Most people don’t think of their families as “dynasties” – even if they have a long history in this country and have accumulated significant wealth. However, if you want to ensure that the assets you’ve worked hard for or have been fortunate enough to inherit remain in your family for future generations, you may want to consider a dynasty trust.
A dynasty trust, also known as a “bloodline trust,” is designed to keep the family’s assets within the “bloodline” through generations of inheritance. These trusts have the benefit of minimizing estate taxes as well as gift and transfer taxes. They can also help protect inheritances from creditors and other third-party claims since only the trustee has control over the assets – not the beneficiaries.
Assets in a dynasty trust can be distributed to beneficiaries only under the terms set by the person who establishes the trust (the grantor). However, since dynasty trusts are irrevocable, no changes can be made to these terms.
How California law treats dynasty trusts
Some states allow dynasty trusts to continue forever, or “in perpetuity.” Most states, including California, have what’s called a “rule against perpetuities” and outline in the law how long a dynasty trust can continue.
A California dynasty trust can continue up to 21 years following the death of the last person who was alive on the date the trust was created. Say you have a newborn grandchild when you create the trust. The trust could conceivably continue for more than a century. Because these trusts are intended to outlast the current generations, many people choose a corporate trustee like a financial institution rather than name a family member as trustee and provide for successor trustees.
If you’re considering establishing a dynasty trust in California, there’s a lot more to learn about them.
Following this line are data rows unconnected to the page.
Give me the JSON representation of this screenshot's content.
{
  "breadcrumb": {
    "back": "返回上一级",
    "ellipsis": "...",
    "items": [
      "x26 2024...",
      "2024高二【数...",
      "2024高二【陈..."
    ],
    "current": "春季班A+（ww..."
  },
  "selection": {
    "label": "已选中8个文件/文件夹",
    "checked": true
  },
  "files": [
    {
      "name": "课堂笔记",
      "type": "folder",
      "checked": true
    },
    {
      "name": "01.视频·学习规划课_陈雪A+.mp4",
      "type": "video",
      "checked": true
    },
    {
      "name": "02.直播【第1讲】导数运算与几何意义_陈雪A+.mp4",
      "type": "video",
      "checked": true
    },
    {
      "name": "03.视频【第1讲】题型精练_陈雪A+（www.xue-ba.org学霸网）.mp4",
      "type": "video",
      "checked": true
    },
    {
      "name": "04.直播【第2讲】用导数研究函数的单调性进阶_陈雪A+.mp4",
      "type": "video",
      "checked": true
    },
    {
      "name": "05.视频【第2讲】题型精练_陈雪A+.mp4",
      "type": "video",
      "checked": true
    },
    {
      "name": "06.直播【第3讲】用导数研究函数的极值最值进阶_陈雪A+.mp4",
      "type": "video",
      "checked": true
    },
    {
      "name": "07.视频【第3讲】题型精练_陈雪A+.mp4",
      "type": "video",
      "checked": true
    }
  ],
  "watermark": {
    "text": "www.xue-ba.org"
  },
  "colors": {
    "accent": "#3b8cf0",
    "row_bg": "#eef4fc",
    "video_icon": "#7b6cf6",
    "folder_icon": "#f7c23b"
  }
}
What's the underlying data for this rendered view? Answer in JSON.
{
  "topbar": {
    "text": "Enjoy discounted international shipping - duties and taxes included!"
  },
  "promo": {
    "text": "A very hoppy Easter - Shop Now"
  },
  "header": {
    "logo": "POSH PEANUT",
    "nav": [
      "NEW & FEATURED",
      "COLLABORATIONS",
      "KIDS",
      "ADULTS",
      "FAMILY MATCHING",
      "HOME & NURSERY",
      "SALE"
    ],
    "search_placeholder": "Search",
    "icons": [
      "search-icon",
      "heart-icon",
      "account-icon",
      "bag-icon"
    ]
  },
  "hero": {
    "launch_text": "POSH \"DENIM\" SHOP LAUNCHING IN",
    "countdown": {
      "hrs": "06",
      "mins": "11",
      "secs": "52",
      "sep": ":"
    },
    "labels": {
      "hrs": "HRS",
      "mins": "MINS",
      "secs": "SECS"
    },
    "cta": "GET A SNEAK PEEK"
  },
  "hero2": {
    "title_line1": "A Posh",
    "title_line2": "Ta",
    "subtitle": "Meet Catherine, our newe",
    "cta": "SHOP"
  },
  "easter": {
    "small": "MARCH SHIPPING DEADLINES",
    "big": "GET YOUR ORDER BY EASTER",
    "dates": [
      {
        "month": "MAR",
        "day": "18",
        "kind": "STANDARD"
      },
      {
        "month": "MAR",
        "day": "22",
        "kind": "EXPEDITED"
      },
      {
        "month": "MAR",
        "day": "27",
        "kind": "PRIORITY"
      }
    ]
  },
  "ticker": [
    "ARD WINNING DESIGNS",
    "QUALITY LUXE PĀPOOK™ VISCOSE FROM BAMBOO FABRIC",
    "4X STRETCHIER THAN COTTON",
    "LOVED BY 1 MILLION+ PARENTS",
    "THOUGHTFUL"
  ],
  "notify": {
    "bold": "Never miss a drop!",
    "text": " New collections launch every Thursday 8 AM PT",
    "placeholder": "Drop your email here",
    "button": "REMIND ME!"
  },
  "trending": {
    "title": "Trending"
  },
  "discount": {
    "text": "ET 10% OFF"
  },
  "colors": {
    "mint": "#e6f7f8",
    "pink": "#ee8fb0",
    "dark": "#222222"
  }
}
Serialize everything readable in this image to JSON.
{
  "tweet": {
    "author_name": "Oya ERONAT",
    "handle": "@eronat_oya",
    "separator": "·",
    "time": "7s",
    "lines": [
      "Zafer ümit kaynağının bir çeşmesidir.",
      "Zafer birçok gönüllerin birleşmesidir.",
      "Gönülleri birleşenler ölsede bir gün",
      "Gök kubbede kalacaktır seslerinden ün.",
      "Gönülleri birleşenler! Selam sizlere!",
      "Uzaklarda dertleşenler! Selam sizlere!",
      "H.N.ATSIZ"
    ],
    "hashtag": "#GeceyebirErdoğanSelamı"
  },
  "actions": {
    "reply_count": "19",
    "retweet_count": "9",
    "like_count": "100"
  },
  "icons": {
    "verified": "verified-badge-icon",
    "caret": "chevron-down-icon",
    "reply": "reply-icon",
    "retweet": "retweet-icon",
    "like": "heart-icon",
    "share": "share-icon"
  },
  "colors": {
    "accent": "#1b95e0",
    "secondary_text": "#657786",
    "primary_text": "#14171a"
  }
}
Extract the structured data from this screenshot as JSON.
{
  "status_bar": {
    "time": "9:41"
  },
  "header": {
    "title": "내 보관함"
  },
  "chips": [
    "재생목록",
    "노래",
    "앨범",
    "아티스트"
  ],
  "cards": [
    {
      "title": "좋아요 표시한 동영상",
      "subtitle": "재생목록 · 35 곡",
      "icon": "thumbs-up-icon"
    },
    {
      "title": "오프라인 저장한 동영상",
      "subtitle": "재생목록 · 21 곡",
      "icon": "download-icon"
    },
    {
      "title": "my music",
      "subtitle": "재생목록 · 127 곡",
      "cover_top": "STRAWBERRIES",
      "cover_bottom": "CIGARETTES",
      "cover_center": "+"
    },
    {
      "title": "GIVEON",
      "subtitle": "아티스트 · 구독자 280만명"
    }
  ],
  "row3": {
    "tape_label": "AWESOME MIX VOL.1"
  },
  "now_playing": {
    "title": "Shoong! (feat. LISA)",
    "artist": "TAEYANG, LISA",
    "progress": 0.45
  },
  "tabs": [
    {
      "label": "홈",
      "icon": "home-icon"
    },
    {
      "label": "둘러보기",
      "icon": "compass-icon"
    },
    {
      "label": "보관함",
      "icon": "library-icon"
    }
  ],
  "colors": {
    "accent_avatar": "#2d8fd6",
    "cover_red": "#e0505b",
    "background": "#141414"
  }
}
With sound legal guidance, you can determine whether this kind of trust aligns with your goals and, if you choose, set up one that will protect your family long after you’re gone.